## PROVIDED RECORDS
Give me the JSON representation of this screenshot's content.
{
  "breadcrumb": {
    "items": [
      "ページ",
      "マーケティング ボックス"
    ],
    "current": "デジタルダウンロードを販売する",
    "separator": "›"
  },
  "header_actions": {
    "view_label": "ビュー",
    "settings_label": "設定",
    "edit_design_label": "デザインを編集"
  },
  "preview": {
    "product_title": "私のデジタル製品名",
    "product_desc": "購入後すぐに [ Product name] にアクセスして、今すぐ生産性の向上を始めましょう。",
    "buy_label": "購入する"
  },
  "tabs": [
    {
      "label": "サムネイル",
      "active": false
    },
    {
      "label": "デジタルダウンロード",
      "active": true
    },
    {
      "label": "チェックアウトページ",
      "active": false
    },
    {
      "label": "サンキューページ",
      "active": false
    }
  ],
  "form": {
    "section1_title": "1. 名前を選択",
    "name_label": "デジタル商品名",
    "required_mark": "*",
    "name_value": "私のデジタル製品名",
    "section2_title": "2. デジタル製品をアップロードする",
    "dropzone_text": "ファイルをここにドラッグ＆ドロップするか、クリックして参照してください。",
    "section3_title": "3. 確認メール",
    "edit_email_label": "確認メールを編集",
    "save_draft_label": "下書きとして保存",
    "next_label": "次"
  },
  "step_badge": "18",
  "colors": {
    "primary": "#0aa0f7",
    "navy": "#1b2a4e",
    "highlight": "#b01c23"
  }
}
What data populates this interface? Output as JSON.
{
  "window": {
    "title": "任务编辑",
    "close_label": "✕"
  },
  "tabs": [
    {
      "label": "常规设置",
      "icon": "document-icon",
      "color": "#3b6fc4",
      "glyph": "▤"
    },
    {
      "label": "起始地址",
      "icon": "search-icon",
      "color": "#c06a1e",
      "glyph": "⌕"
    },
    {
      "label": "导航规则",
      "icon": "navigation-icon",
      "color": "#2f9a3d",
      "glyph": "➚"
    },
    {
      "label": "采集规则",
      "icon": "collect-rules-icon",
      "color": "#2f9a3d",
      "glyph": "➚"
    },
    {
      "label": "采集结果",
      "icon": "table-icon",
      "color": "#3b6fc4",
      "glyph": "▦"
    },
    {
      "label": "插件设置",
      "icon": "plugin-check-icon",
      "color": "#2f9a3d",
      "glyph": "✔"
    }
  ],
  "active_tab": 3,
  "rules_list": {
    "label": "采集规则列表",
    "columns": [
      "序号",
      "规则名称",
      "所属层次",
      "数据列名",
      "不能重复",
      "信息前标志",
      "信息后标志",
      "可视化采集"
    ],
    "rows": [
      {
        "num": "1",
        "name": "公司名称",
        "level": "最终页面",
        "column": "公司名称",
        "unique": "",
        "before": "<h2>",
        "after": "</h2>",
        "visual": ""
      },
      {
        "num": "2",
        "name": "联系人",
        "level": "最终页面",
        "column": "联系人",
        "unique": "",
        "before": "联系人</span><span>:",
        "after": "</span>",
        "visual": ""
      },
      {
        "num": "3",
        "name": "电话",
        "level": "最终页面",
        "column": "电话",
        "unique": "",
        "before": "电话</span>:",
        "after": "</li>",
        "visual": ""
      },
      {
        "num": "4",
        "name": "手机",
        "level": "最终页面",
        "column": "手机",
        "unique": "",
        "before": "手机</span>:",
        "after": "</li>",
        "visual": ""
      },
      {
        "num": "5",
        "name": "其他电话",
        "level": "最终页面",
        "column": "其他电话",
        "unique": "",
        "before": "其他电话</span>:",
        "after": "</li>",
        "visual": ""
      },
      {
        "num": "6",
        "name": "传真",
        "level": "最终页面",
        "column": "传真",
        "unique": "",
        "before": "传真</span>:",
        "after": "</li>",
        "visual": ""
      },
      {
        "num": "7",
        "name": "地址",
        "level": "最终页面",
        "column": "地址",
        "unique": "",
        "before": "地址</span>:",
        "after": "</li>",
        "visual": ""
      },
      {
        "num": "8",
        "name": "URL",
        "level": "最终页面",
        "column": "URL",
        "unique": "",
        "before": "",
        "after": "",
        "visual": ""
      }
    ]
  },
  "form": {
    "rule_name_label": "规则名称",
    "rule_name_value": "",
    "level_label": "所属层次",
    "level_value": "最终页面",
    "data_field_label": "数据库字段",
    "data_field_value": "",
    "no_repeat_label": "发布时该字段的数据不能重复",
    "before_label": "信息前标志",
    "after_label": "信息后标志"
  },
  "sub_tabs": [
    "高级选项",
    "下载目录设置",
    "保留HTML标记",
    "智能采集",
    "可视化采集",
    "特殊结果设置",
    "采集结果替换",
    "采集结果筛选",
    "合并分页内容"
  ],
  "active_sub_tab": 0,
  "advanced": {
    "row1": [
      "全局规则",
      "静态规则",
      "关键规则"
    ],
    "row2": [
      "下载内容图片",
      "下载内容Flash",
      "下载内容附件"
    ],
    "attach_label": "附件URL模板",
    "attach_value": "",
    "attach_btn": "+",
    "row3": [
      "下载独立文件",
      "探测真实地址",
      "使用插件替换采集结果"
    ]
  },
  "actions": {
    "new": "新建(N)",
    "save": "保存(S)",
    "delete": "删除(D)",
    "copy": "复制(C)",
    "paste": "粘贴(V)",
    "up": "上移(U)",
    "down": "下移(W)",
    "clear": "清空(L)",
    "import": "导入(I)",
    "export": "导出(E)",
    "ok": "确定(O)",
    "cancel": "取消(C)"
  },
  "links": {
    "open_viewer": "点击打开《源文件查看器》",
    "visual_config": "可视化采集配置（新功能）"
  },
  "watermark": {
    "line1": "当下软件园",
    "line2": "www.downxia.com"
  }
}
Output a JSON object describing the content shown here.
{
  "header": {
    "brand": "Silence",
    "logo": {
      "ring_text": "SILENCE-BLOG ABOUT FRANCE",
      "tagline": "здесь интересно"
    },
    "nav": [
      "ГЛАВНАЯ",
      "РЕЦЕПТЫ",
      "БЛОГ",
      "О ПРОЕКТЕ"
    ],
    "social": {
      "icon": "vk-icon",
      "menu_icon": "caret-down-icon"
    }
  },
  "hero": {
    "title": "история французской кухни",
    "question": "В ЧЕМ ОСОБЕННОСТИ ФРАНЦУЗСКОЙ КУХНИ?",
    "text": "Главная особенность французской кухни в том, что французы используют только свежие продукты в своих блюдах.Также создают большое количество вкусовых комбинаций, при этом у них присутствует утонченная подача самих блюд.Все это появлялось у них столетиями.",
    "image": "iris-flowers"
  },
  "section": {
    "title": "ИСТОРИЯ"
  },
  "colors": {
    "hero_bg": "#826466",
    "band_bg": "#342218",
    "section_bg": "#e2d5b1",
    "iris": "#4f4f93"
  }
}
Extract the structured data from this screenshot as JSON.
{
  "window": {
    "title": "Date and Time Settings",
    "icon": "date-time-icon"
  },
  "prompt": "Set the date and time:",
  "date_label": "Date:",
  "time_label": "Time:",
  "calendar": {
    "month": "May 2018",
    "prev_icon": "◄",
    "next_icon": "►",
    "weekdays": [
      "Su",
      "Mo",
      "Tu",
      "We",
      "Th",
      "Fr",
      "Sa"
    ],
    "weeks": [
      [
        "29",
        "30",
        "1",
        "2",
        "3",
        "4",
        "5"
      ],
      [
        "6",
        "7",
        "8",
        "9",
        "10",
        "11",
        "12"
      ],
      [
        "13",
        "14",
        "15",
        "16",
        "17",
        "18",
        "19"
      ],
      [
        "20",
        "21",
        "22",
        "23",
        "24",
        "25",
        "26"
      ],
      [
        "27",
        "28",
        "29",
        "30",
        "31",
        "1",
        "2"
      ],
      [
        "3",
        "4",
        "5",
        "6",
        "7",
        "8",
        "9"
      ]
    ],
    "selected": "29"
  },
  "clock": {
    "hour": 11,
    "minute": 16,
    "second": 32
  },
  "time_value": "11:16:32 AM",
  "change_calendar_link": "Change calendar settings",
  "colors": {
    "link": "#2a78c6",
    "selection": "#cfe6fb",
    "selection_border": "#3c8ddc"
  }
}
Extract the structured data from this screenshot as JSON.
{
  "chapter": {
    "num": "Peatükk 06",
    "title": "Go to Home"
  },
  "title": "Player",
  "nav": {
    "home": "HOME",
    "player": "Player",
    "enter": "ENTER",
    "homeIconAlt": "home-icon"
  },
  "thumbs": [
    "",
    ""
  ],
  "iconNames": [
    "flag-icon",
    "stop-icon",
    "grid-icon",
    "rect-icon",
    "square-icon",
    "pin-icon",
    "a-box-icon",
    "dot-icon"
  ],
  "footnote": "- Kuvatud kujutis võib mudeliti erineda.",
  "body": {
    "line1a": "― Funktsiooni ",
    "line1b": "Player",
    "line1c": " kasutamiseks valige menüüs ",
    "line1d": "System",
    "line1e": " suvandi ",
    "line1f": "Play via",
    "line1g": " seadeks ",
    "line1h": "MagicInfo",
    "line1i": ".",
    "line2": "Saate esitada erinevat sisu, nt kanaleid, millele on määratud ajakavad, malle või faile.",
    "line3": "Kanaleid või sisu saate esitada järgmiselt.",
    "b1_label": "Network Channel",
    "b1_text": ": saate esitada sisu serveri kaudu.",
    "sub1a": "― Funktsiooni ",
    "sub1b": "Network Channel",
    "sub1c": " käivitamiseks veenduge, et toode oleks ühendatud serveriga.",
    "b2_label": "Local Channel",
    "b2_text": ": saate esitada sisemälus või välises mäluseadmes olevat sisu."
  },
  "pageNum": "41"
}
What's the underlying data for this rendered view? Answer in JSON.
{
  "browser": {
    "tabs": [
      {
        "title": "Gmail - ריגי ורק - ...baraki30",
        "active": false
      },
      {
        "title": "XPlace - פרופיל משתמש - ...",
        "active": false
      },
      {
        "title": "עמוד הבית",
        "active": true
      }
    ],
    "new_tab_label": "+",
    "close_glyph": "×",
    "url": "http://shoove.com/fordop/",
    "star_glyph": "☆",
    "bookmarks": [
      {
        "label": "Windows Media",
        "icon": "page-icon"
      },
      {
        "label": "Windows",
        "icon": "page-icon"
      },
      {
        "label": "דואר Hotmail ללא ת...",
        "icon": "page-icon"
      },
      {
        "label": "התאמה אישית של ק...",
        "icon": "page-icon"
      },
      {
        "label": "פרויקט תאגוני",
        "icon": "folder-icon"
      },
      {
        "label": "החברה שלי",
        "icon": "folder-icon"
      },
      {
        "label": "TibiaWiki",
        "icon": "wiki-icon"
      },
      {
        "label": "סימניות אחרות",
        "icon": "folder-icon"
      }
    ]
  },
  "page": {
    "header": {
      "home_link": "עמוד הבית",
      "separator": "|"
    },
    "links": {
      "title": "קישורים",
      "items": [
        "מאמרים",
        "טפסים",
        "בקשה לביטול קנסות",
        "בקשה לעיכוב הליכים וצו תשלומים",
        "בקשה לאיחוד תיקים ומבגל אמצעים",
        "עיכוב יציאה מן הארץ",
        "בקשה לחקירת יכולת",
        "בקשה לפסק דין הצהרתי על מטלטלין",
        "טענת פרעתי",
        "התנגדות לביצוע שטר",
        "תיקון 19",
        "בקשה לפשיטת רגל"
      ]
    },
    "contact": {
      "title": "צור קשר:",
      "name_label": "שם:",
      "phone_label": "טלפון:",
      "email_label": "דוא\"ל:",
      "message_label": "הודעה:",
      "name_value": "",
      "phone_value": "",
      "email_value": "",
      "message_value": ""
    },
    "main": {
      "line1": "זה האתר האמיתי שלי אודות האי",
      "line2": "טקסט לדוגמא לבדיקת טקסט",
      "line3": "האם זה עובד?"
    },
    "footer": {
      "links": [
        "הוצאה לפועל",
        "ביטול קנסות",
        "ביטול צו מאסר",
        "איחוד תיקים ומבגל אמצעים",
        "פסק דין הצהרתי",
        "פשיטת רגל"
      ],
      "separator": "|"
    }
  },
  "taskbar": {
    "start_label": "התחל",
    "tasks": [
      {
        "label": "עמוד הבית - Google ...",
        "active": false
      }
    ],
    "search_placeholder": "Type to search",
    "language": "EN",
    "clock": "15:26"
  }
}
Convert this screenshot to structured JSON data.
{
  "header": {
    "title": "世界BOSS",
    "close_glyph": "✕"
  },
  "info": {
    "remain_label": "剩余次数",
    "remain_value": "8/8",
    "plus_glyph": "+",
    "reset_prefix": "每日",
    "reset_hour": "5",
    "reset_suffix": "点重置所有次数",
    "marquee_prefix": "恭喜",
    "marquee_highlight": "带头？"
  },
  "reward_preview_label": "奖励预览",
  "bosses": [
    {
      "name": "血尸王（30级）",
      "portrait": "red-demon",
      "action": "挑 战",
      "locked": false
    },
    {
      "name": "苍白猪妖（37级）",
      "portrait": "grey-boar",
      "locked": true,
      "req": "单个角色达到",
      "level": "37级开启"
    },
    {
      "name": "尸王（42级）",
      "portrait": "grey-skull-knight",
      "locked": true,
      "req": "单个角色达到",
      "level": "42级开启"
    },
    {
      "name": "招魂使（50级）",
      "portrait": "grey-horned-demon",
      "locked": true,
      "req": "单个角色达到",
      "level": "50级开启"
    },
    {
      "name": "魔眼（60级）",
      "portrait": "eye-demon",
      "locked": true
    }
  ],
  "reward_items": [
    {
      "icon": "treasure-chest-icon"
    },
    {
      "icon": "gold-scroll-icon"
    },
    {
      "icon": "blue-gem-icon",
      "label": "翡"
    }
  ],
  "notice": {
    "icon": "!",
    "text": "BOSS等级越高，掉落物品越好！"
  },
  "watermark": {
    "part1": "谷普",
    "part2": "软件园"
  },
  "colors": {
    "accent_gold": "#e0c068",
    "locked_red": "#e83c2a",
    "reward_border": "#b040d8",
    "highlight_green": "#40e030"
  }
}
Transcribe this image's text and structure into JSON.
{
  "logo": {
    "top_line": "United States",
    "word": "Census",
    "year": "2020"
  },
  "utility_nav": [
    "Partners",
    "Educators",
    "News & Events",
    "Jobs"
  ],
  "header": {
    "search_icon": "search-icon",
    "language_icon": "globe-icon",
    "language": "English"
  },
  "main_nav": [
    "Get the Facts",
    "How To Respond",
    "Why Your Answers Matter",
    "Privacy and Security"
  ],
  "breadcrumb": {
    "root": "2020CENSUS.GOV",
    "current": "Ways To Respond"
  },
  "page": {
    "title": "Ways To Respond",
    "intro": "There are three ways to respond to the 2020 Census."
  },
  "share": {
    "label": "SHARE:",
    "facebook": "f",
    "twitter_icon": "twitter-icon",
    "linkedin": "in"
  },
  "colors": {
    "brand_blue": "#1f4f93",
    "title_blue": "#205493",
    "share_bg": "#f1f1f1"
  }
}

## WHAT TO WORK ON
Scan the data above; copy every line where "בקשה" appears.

## OUTPUT FOR THIS TASK
        "בקשה לביטול קנסות",
        "בקשה לעיכוב הליכים וצו תשלומים",
        "בקשה לאיחוד תיקים ומבגל אמצעים",
        "בקשה לחקירת יכולת",
        "בקשה לפסק דין הצהרתי על מטלטלין",
        "בקשה לפשיטת רגל"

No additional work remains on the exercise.